Work instructions
Say, as a bare number, how many lines of the listing hold "this".

Input data
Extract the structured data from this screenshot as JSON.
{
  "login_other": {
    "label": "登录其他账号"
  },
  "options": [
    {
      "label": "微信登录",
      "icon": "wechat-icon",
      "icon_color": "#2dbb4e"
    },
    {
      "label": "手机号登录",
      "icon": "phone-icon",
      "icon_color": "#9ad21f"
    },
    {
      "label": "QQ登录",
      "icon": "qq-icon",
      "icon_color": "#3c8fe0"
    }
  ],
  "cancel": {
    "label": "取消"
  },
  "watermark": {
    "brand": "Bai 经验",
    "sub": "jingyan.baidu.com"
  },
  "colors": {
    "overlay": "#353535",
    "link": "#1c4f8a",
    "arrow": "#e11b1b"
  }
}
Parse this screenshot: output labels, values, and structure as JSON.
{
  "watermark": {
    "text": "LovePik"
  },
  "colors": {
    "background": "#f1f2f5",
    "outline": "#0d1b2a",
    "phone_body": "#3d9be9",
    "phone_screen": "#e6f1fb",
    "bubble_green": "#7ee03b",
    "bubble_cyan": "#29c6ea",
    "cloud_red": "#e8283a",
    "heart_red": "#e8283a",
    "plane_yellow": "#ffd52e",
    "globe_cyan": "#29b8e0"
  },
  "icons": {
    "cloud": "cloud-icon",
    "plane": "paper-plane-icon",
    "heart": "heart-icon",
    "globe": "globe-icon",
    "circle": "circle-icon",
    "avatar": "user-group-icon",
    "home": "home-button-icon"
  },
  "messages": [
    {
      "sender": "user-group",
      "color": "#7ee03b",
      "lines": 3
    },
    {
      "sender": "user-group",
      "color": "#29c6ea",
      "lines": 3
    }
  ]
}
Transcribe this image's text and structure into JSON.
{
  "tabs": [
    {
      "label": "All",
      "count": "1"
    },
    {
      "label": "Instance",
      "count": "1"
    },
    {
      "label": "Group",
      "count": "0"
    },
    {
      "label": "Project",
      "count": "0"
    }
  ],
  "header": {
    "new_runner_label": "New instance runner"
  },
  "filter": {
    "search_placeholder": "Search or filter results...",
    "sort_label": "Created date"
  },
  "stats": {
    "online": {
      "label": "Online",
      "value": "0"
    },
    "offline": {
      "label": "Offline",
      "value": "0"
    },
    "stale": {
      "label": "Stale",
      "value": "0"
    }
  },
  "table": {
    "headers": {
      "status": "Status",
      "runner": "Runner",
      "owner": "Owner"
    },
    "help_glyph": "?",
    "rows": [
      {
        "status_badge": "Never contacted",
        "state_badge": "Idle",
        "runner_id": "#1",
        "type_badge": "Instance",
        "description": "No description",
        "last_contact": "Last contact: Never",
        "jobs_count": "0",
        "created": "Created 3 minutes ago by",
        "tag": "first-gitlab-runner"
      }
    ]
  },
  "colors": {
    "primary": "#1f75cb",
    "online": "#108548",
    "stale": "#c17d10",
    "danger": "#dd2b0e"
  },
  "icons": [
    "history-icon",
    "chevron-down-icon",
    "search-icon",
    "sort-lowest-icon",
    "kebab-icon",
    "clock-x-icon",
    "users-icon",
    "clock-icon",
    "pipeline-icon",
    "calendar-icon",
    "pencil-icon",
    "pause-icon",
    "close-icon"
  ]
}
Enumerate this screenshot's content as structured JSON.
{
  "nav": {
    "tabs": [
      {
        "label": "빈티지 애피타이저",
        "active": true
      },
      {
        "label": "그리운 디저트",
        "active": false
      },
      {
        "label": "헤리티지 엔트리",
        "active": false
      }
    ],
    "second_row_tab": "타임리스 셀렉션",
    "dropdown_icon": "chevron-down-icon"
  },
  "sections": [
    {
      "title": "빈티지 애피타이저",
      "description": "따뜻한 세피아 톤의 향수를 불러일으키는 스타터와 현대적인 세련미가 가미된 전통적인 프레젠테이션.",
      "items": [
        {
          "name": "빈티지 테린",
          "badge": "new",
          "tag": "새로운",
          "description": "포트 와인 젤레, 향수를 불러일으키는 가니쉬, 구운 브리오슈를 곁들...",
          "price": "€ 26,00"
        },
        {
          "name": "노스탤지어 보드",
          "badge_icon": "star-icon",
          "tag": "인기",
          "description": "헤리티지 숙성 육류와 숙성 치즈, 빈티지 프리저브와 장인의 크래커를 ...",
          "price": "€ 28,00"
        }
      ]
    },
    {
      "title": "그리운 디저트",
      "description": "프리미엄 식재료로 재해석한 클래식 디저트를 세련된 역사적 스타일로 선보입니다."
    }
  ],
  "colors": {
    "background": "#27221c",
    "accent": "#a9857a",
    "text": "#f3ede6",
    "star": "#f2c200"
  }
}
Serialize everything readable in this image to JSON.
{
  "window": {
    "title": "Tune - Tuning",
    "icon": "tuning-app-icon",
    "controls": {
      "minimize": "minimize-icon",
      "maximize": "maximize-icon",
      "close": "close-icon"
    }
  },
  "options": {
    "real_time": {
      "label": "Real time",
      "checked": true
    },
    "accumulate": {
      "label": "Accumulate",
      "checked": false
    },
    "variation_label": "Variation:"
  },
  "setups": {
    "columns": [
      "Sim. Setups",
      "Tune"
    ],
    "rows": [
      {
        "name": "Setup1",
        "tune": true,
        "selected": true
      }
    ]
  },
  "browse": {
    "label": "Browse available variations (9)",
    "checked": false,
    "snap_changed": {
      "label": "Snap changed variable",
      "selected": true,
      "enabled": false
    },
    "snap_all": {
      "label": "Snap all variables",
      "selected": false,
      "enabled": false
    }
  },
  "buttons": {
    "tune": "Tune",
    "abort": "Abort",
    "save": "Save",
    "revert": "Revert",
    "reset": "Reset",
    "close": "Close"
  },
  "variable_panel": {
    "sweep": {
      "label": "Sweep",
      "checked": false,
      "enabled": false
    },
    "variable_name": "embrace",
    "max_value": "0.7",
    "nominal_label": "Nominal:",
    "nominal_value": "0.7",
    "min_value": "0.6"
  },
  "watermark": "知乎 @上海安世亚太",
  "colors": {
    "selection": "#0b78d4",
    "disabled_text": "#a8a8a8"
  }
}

Written answer
5